the dams block salmon and other migratory fish
from 400 miles of habitat, reduce water quality
and contribute to the low flows that kill fish.
They blame the dams for significantly
contributing to the closure of this year’s
salmon fishing season on the Klamath due to
historically low numbers of fish coming back to
the river to spawn.
Klamath Basin farmers agreed to
take less water in exchange for more
reliability, with guaranteed amounts set each
year. The farmers are upstream of the dams and
receive none of the water stored in them. The
dams’ sole function is power generation.
Meanwhile, a wildlife refuge complex, an annual
stopover for millions of migrating birds, was
due to get almost as much water as the farmers.
The dams’ owner, Portland-based
PacifiCorp, got something, too: By giving up a
series of aging dams that supplies just a sliver
of the utility’s electricity needs, it avoided
having to pay an estimated $400 million in
facility upgrades needed to get them
The settlements all died in 2015,
however, after congressional Republicans refused
to authorize the millions of dollars needed to
decommission the dams.
“Tearing down four perfectly good
hydroelectric dams when we can’t guarantee
enough electricity to keep your refrigerator
running this summer is lunacy,” Rep. Tom
McClintock, R-Elk Grove, said at the time.
McClintock described the dam-removal agreements
as a “greens-gone-wild episode.”
The next year, the Obama
administration worked with Gov. Jerry Brown, his
Oregon counterpart, tribal governments, fishing
groups and PacifiCorp to make a new deal that
focuses solely on dam removal and doesn’t
require congressional approval.
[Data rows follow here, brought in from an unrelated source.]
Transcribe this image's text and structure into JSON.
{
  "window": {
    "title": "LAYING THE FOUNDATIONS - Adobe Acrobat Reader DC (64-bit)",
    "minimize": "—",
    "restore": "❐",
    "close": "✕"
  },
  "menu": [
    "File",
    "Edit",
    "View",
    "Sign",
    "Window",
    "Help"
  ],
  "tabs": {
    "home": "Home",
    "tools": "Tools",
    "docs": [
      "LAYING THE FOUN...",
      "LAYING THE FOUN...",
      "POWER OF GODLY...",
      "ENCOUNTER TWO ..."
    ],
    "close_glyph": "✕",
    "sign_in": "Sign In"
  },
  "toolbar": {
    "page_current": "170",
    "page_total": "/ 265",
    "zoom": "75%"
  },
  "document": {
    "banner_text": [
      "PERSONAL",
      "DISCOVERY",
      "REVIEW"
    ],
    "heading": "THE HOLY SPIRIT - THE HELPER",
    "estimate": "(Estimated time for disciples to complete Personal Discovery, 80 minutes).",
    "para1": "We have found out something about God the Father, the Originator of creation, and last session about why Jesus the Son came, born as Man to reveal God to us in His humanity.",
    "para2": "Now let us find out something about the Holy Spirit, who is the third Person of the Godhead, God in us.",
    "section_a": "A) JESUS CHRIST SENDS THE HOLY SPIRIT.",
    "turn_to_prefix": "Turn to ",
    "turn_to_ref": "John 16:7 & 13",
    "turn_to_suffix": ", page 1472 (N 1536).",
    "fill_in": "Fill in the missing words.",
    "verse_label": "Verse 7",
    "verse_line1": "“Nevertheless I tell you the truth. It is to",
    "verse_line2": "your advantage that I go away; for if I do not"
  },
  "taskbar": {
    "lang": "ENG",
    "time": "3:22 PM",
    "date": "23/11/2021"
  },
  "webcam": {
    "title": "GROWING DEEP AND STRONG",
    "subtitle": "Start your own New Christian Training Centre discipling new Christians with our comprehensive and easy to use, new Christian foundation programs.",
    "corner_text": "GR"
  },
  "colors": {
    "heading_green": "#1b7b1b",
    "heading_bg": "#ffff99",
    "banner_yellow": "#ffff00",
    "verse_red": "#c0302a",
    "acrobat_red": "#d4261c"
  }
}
No federal tax
dollars are involved; PacifiCorp ratepayers in
both states are contributing surcharges, and
California has committed up to $250 million,
toward the costs of removing the dams.
The dams’ removal wouldn’t
eliminate all of the controversies surrounding
the Klamath. Mikkelsen said he hopes to
resurrect the water-sharing agreements
envisioned in the original settlements – now
that the dam-removal component is being handled
Mikkelsen, who is from Montana,
was appointed by Interior Secretary Ryan Zinke.
He chaired Zinke’s congressional campaign. Prior
to that, Mikkelsen was chief of staff for former
Republican Montana Congressman Denny Rehberg.
Mikkelsen once worked as a fishing guide, and at
one point ran a consulting firm that mediated
disputes between Native American tribes and
water users in Montana.
Since taking the job this spring,
Mikkelsen said he has been trying to learn all
he can about the Klamath watershed. He is
planning his third trip to the area this week.
This summer, he drove the windy
length of the river from the mouth in foggy Del
Norte County to the Oregon border. He said he
was struck by how few people were using the
Klamath in the heart of the summer, at a time
when other similarly rugged rivers across the
U.S. would be packed with fishermen, campers and
“I couldn’t believe that there
was nobody there utilizing an area that I found
frankly to be very striking and very beautiful,”
He said something needs to be
done to bring the river back to life, a task
that will require compromises in a political
environment where no one wants to give an inch.
He said it’s important for everyone to
understand the “future is not going to look like
the past,” and that means pushing back against
the uncompromising politics of “you are either
with me all the way or you are against me all